A recently released study suggests that a new hormone therapy may increase survival for men with advanced prostate cancer. HealthDay speaks with the Knight Cancer Institute’s deputy director, Tomasz Beer, M.D. about the implications for patients.
How OHSU's Brian Druker Hopes to Cure Cancer
OHSU President Joe Robertson and Dr. Brian Druker sit in Willamette Week’s “Hot Seat” and answer questions about the Knight Cancer Challenge and Oregon’s opportunity to end cancer as we know it.
Oregon could sell $200 million in bonds for Phil and Penny Knight's $1 billion challenge for OHSU cancer research
Building on a record of success in partnerships, the Oregonian reports on $200 million in capital construction bonding OHSU is requesting for critical infrastructure to support cancer research and patient care/clinical trials.
The Knight Cancer Challenge is unprecedented for any fundraising campaign.

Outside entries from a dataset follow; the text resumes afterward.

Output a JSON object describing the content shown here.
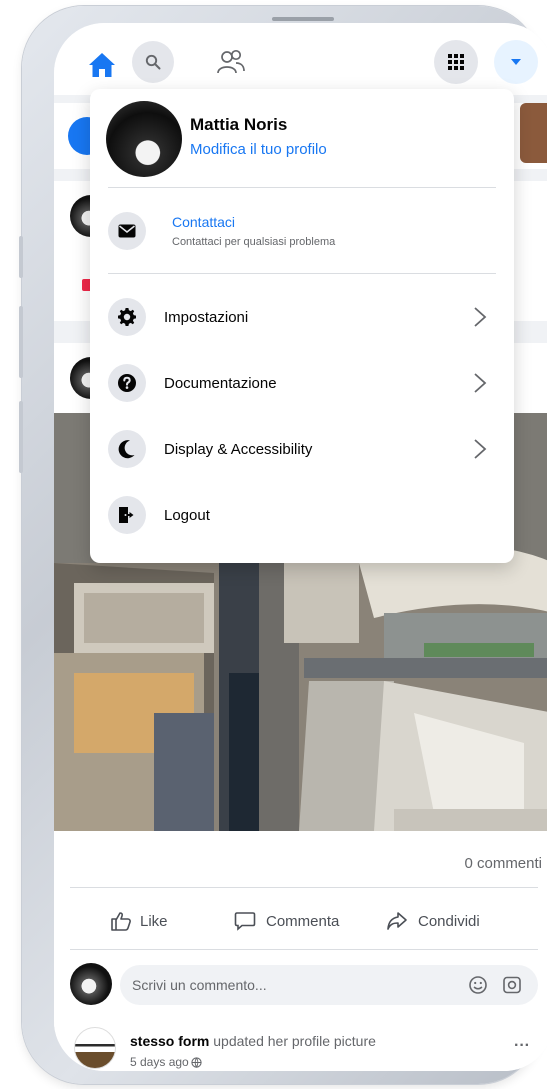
{
  "profile": {
    "name": "Mattia Noris",
    "edit_link": "Modifica il tuo profilo"
  },
  "menu": {
    "contact": {
      "title": "Contattaci",
      "subtitle": "Contattaci per qualsiasi problema"
    },
    "items": [
      {
        "icon": "gear-icon",
        "label": "Impostazioni"
      },
      {
        "icon": "question-icon",
        "label": "Documentazione"
      },
      {
        "icon": "moon-icon",
        "label": "Display & Accessibility"
      },
      {
        "icon": "logout-icon",
        "label": "Logout"
      }
    ]
  },
  "post": {
    "comments_count": "0 commenti",
    "actions": {
      "like": "Like",
      "comment": "Commenta",
      "share": "Condividi"
    },
    "comment_placeholder": "Scrivi un commento..."
  },
  "next_post": {
    "author": "stesso form",
    "action": "updated her profile picture",
    "time": "5 days ago",
    "more": "···"
  },
  "colors": {
    "accent": "#1877f2",
    "bg": "#f0f2f5",
    "text": "#050505",
    "muted": "#65676b"
  }
}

It has the potential to transform philanthropy in Oregon and around the world.
As featured in:
Billion Dollar Knight Cancer Challenge
Dr. Brian Druker, talks about a billion research dollars.
Learn more about OHSU Knight Cancer Institute from these sources:
Smithsonian on Brian Druker, M.D., director of the OHSU Knight Cancer Institute
New York Times on Brian Druker’s stance on cancer drug prices
New England Journal of Medicine documentary on Brian Druker’s impact on cancer research and treatment
Wall Street Journal review of book that chronicles the history of Brian Druker’s cancer research breakthrough
Wall Street Journal on Beat AML collaboration
Wall Street Journal on program for young adults with cancer
Portland Monthly on the OHSU Knight Cancer Institute’s cancer research vision
Intel Corporation’s president’s speech including segment on OHSU-Intel collaboration in cancer research
The Oregonian on prostate cancer Dream Team
The Oregonian on breast cancer researcher Lisa Coussens
New York Times and Joe Gray
The Oregonian on the OHSU Knight Cancer Institute’s strategic vision
The Oregonian on the Knight Diagnostic Laboratories
Healthy Body, Healthy Mind on PBS, Treatment of Chronic Myeloid Leukemia
Healthy Body, Healthy Mind on PBS, Treatment of Gastrointestinal Stromal Tumor